*Problem statement*:
Please give the data below again in full, exactly as it stands.

*Data records*:
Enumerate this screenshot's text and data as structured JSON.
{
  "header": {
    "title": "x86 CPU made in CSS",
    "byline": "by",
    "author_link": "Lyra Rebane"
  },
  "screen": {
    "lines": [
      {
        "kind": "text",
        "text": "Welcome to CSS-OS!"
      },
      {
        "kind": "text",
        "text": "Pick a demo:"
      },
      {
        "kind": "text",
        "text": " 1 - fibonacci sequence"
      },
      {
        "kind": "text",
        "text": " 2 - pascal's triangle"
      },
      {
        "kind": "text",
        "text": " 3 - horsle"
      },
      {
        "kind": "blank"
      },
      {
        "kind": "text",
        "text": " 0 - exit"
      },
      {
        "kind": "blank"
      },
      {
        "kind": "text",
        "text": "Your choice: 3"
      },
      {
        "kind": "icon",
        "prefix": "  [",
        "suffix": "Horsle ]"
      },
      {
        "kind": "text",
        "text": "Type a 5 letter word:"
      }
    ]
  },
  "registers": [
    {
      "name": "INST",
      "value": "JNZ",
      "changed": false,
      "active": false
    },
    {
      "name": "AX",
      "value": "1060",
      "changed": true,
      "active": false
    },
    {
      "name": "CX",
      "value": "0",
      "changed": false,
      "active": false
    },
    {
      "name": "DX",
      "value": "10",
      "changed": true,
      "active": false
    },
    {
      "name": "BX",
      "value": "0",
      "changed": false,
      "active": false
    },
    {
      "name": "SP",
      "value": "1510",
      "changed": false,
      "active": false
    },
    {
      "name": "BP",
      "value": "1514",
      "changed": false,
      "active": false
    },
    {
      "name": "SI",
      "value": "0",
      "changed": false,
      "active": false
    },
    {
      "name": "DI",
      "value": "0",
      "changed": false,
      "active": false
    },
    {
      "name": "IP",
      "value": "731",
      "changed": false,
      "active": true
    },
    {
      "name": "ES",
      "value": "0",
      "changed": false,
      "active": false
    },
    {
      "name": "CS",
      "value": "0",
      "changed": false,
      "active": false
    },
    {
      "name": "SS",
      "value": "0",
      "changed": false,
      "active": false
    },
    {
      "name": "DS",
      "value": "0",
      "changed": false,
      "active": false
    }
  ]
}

*Task solution*:
Enumerate this screenshot's text and data as structured JSON.
{
  "header": {
    "title": "x86 CPU made in CSS",
    "byline": "by",
    "author_link": "Lyra Rebane"
  },
  "screen": {
    "lines": [
      {
        "kind": "text",
        "text": "Welcome to CSS-OS!"
      },
      {
        "kind": "text",
        "text": "Pick a demo:"
      },
      {
        "kind": "text",
        "text": " 1 - fibonacci sequence"
      },
      {
        "kind": "text",
        "text": " 2 - pascal's triangle"
      },
      {
        "kind": "text",
        "text": " 3 - horsle"
      },
      {
        "kind": "blank"
      },
      {
        "kind": "text",
        "text": " 0 - exit"
      },
      {
        "kind": "blank"
      },
      {
        "kind": "text",
        "text": "Your choice: 3"
      },
      {
        "kind": "icon",
        "prefix": "  [",
        "suffix": "Horsle ]"
      },
      {
        "kind": "text",
        "text": "Type a 5 letter word:"
      }
    ]
  },
  "registers": [
    {
      "name": "INST",
      "value": "JNZ",
      "changed": false,
      "active": false
    },
    {
      "name": "AX",
      "value": "1060",
      "changed": true,
      "active": false
    },
    {
      "name": "CX",
      "value": "0",
      "changed": false,
      "active": false
    },
    {
      "name": "DX",
      "value": "10",
      "changed": true,
      "active": false
    },
    {
      "name": "BX",
      "value": "0",
      "changed": false,
      "active": false
    },
    {
      "name": "SP",
      "value": "1510",
      "changed": false,
      "active": false
    },
    {
      "name": "BP",
      "value": "1514",
      "changed": false,
      "active": false
    },
    {
      "name": "SI",
      "value": "0",
      "changed": false,
      "active": false
    },
    {
      "name": "DI",
      "value": "0",
      "changed": false,
      "active": false
    },
    {
      "name": "IP",
      "value": "731",
      "changed": false,
      "active": true
    },
    {
      "name": "ES",
      "value": "0",
      "changed": false,
      "active": false
    },
    {
      "name": "CS",
      "value": "0",
      "changed": false,
      "active": false
    },
    {
      "name": "SS",
      "value": "0",
      "changed": false,
      "active": false
    },
    {
      "name": "DS",
      "value": "0",
      "changed": false,
      "active": false
    }
  ]
}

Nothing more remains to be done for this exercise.